[Opening RAW DATA section]

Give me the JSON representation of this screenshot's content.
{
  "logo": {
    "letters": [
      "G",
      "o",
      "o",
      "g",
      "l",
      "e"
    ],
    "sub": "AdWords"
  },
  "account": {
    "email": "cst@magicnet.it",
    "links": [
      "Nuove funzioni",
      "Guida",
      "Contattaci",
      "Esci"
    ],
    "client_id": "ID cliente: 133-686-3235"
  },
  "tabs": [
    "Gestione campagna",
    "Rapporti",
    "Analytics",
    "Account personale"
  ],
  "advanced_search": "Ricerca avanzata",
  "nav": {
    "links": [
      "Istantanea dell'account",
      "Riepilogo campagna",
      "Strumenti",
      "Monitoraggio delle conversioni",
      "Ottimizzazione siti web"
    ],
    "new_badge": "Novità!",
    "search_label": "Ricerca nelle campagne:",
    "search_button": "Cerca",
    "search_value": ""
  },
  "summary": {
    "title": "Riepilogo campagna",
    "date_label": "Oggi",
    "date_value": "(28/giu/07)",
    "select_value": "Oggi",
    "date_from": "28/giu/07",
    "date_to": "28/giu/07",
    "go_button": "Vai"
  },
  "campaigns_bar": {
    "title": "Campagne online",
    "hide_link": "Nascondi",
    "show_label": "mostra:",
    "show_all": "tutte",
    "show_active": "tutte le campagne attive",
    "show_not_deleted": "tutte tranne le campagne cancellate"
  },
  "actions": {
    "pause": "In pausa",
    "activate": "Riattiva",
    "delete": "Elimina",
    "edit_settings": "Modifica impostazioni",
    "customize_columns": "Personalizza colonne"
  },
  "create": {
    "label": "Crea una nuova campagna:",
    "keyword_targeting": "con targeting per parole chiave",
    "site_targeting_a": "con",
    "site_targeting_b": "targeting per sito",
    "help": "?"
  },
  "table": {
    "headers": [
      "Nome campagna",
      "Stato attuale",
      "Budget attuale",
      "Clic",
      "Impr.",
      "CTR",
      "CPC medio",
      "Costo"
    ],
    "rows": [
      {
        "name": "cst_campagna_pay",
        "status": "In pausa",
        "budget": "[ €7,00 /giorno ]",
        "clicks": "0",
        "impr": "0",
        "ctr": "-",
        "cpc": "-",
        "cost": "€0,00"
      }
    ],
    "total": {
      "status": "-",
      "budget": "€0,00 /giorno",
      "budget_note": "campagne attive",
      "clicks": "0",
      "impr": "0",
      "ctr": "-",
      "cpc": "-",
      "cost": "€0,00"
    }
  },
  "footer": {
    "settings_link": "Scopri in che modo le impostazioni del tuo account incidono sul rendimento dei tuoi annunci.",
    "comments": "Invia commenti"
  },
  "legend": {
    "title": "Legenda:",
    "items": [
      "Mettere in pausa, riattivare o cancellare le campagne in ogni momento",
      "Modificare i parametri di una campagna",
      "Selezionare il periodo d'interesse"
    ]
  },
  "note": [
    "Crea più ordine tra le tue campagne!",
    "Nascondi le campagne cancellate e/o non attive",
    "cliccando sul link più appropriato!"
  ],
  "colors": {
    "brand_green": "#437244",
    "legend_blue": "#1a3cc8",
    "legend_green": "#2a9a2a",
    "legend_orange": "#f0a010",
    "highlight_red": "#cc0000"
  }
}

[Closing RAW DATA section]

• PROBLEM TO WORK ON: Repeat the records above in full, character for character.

• OUTPUT BELOW:
Give me the JSON representation of this screenshot's content.
{
  "logo": {
    "letters": [
      "G",
      "o",
      "o",
      "g",
      "l",
      "e"
    ],
    "sub": "AdWords"
  },
  "account": {
    "email": "cst@magicnet.it",
    "links": [
      "Nuove funzioni",
      "Guida",
      "Contattaci",
      "Esci"
    ],
    "client_id": "ID cliente: 133-686-3235"
  },
  "tabs": [
    "Gestione campagna",
    "Rapporti",
    "Analytics",
    "Account personale"
  ],
  "advanced_search": "Ricerca avanzata",
  "nav": {
    "links": [
      "Istantanea dell'account",
      "Riepilogo campagna",
      "Strumenti",
      "Monitoraggio delle conversioni",
      "Ottimizzazione siti web"
    ],
    "new_badge": "Novità!",
    "search_label": "Ricerca nelle campagne:",
    "search_button": "Cerca",
    "search_value": ""
  },
  "summary": {
    "title": "Riepilogo campagna",
    "date_label": "Oggi",
    "date_value": "(28/giu/07)",
    "select_value": "Oggi",
    "date_from": "28/giu/07",
    "date_to": "28/giu/07",
    "go_button": "Vai"
  },
  "campaigns_bar": {
    "title": "Campagne online",
    "hide_link": "Nascondi",
    "show_label": "mostra:",
    "show_all": "tutte",
    "show_active": "tutte le campagne attive",
    "show_not_deleted": "tutte tranne le campagne cancellate"
  },
  "actions": {
    "pause": "In pausa",
    "activate": "Riattiva",
    "delete": "Elimina",
    "edit_settings": "Modifica impostazioni",
    "customize_columns": "Personalizza colonne"
  },
  "create": {
    "label": "Crea una nuova campagna:",
    "keyword_targeting": "con targeting per parole chiave",
    "site_targeting_a": "con",
    "site_targeting_b": "targeting per sito",
    "help": "?"
  },
  "table": {
    "headers": [
      "Nome campagna",
      "Stato attuale",
      "Budget attuale",
      "Clic",
      "Impr.",
      "CTR",
      "CPC medio",
      "Costo"
    ],
    "rows": [
      {
        "name": "cst_campagna_pay",
        "status": "In pausa",
        "budget": "[ €7,00 /giorno ]",
        "clicks": "0",
        "impr": "0",
        "ctr": "-",
        "cpc": "-",
        "cost": "€0,00"
      }
    ],
    "total": {
      "status": "-",
      "budget": "€0,00 /giorno",
      "budget_note": "campagne attive",
      "clicks": "0",
      "impr": "0",
      "ctr": "-",
      "cpc": "-",
      "cost": "€0,00"
    }
  },
  "footer": {
    "settings_link": "Scopri in che modo le impostazioni del tuo account incidono sul rendimento dei tuoi annunci.",
    "comments": "Invia commenti"
  },
  "legend": {
    "title": "Legenda:",
    "items": [
      "Mettere in pausa, riattivare o cancellare le campagne in ogni momento",
      "Modificare i parametri di una campagna",
      "Selezionare il periodo d'interesse"
    ]
  },
  "note": [
    "Crea più ordine tra le tue campagne!",
    "Nascondi le campagne cancellate e/o non attive",
    "cliccando sul link più appropriato!"
  ],
  "colors": {
    "brand_green": "#437244",
    "legend_blue": "#1a3cc8",
    "legend_green": "#2a9a2a",
    "legend_orange": "#f0a010",
    "highlight_red": "#cc0000"
  }
}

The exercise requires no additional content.